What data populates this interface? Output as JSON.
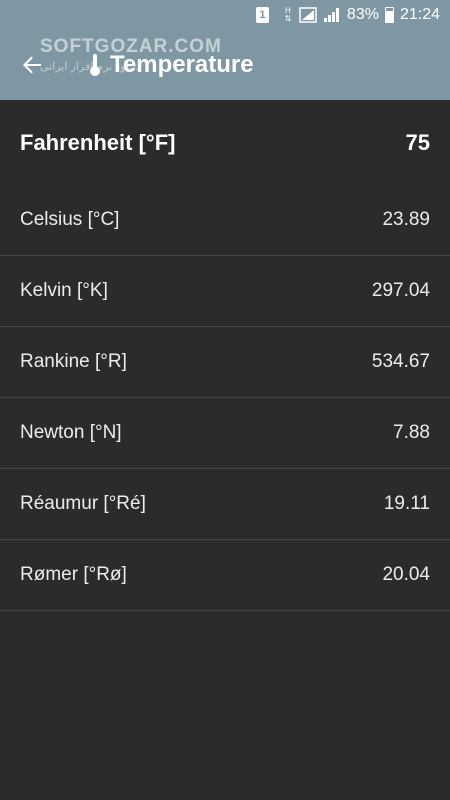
{
  "status_bar": {
    "notification": "1",
    "network": "H",
    "battery": "83%",
    "time": "21:24"
  },
  "app_bar": {
    "title": "Temperature",
    "back_icon": "arrow-left-icon",
    "title_icon": "thermometer-icon"
  },
  "watermark": {
    "text": "SOFTGOZAR.COM",
    "sub": "دانلود نرم افزار ایرانی"
  },
  "source": {
    "label": "Fahrenheit [°F]",
    "value": "75"
  },
  "conversions": [
    {
      "label": "Celsius [°C]",
      "value": "23.89"
    },
    {
      "label": "Kelvin [°K]",
      "value": "297.04"
    },
    {
      "label": "Rankine [°R]",
      "value": "534.67"
    },
    {
      "label": "Newton [°N]",
      "value": "7.88"
    },
    {
      "label": "Réaumur [°Ré]",
      "value": "19.11"
    },
    {
      "label": "Rømer [°Rø]",
      "value": "20.04"
    }
  ],
  "colors": {
    "app_bar": "#7e97a2",
    "background": "#2b2b2b",
    "divider": "#454545"
  }
}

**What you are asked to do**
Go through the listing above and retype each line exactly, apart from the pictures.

**Written answer**
What data populates this interface? Output as JSON.
{
  "status_bar": {
    "notification": "1",
    "network": "H",
    "battery": "83%",
    "time": "21:24"
  },
  "app_bar": {
    "title": "Temperature",
    "back_icon": "arrow-left-icon",
    "title_icon": "thermometer-icon"
  },
  "watermark": {
    "text": "SOFTGOZAR.COM",
    "sub": "دانلود نرم افزار ایرانی"
  },
  "source": {
    "label": "Fahrenheit [°F]",
    "value": "75"
  },
  "conversions": [
    {
      "label": "Celsius [°C]",
      "value": "23.89"
    },
    {
      "label": "Kelvin [°K]",
      "value": "297.04"
    },
    {
      "label": "Rankine [°R]",
      "value": "534.67"
    },
    {
      "label": "Newton [°N]",
      "value": "7.88"
    },
    {
      "label": "Réaumur [°Ré]",
      "value": "19.11"
    },
    {
      "label": "Rømer [°Rø]",
      "value": "20.04"
    }
  ],
  "colors": {
    "app_bar": "#7e97a2",
    "background": "#2b2b2b",
    "divider": "#454545"
  }
}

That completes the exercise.